Would you quote every entry exactly, dropping only the pictures?
------ Records supplied
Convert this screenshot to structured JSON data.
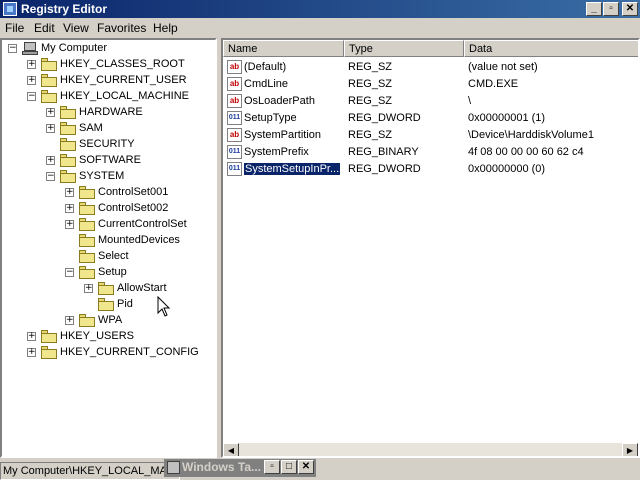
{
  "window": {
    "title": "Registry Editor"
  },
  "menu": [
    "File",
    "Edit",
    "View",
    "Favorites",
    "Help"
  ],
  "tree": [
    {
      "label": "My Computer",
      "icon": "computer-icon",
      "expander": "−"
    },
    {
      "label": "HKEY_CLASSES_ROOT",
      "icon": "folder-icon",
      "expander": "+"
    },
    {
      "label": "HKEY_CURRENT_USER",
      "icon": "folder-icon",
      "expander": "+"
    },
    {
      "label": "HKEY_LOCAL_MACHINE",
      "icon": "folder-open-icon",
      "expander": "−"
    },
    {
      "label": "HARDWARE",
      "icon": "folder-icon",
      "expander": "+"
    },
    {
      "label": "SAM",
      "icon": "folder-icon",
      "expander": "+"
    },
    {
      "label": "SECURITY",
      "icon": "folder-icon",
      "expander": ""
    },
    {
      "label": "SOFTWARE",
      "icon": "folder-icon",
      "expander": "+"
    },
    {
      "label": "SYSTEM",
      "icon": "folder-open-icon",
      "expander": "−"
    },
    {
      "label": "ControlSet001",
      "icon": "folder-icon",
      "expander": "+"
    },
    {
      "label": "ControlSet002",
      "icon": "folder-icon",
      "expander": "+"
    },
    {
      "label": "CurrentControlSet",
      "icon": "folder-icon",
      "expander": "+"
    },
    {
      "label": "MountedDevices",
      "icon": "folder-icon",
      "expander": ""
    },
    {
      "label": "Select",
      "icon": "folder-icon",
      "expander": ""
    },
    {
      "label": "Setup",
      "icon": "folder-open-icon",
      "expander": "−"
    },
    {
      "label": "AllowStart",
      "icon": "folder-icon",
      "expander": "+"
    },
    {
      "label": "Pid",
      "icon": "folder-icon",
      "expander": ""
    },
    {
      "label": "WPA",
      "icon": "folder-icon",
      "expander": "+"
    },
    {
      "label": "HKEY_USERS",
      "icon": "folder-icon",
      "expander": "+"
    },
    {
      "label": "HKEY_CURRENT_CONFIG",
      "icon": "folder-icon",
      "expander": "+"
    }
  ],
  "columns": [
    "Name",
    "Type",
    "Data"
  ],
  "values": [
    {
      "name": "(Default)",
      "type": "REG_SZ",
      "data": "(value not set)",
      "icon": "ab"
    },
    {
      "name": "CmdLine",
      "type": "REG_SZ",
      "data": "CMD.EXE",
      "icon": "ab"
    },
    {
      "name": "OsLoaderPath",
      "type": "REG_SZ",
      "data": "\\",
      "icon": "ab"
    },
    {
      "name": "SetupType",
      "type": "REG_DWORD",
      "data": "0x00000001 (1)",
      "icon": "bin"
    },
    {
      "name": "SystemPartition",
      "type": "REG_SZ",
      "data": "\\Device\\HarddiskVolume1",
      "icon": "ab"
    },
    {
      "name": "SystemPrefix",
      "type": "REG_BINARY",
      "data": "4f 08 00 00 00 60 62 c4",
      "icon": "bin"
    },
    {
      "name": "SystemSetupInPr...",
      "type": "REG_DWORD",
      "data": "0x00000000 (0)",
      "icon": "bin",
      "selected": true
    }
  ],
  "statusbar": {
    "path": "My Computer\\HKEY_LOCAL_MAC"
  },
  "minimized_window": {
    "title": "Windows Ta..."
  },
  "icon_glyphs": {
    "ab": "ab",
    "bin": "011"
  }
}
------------
| Problem solution |
Convert this screenshot to structured JSON data.
{
  "window": {
    "title": "Registry Editor"
  },
  "menu": [
    "File",
    "Edit",
    "View",
    "Favorites",
    "Help"
  ],
  "tree": [
    {
      "label": "My Computer",
      "icon": "computer-icon",
      "expander": "−"
    },
    {
      "label": "HKEY_CLASSES_ROOT",
      "icon": "folder-icon",
      "expander": "+"
    },
    {
      "label": "HKEY_CURRENT_USER",
      "icon": "folder-icon",
      "expander": "+"
    },
    {
      "label": "HKEY_LOCAL_MACHINE",
      "icon": "folder-open-icon",
      "expander": "−"
    },
    {
      "label": "HARDWARE",
      "icon": "folder-icon",
      "expander": "+"
    },
    {
      "label": "SAM",
      "icon": "folder-icon",
      "expander": "+"
    },
    {
      "label": "SECURITY",
      "icon": "folder-icon",
      "expander": ""
    },
    {
      "label": "SOFTWARE",
      "icon": "folder-icon",
      "expander": "+"
    },
    {
      "label": "SYSTEM",
      "icon": "folder-open-icon",
      "expander": "−"
    },
    {
      "label": "ControlSet001",
      "icon": "folder-icon",
      "expander": "+"
    },
    {
      "label": "ControlSet002",
      "icon": "folder-icon",
      "expander": "+"
    },
    {
      "label": "CurrentControlSet",
      "icon": "folder-icon",
      "expander": "+"
    },
    {
      "label": "MountedDevices",
      "icon": "folder-icon",
      "expander": ""
    },
    {
      "label": "Select",
      "icon": "folder-icon",
      "expander": ""
    },
    {
      "label": "Setup",
      "icon": "folder-open-icon",
      "expander": "−"
    },
    {
      "label": "AllowStart",
      "icon": "folder-icon",
      "expander": "+"
    },
    {
      "label": "Pid",
      "icon": "folder-icon",
      "expander": ""
    },
    {
      "label": "WPA",
      "icon": "folder-icon",
      "expander": "+"
    },
    {
      "label": "HKEY_USERS",
      "icon": "folder-icon",
      "expander": "+"
    },
    {
      "label": "HKEY_CURRENT_CONFIG",
      "icon": "folder-icon",
      "expander": "+"
    }
  ],
  "columns": [
    "Name",
    "Type",
    "Data"
  ],
  "values": [
    {
      "name": "(Default)",
      "type": "REG_SZ",
      "data": "(value not set)",
      "icon": "ab"
    },
    {
      "name": "CmdLine",
      "type": "REG_SZ",
      "data": "CMD.EXE",
      "icon": "ab"
    },
    {
      "name": "OsLoaderPath",
      "type": "REG_SZ",
      "data": "\\",
      "icon": "ab"
    },
    {
      "name": "SetupType",
      "type": "REG_DWORD",
      "data": "0x00000001 (1)",
      "icon": "bin"
    },
    {
      "name": "SystemPartition",
      "type": "REG_SZ",
      "data": "\\Device\\HarddiskVolume1",
      "icon": "ab"
    },
    {
      "name": "SystemPrefix",
      "type": "REG_BINARY",
      "data": "4f 08 00 00 00 60 62 c4",
      "icon": "bin"
    },
    {
      "name": "SystemSetupInPr...",
      "type": "REG_DWORD",
      "data": "0x00000000 (0)",
      "icon": "bin",
      "selected": true
    }
  ],
  "statusbar": {
    "path": "My Computer\\HKEY_LOCAL_MAC"
  },
  "minimized_window": {
    "title": "Windows Ta..."
  },
  "icon_glyphs": {
    "ab": "ab",
    "bin": "011"
  }
}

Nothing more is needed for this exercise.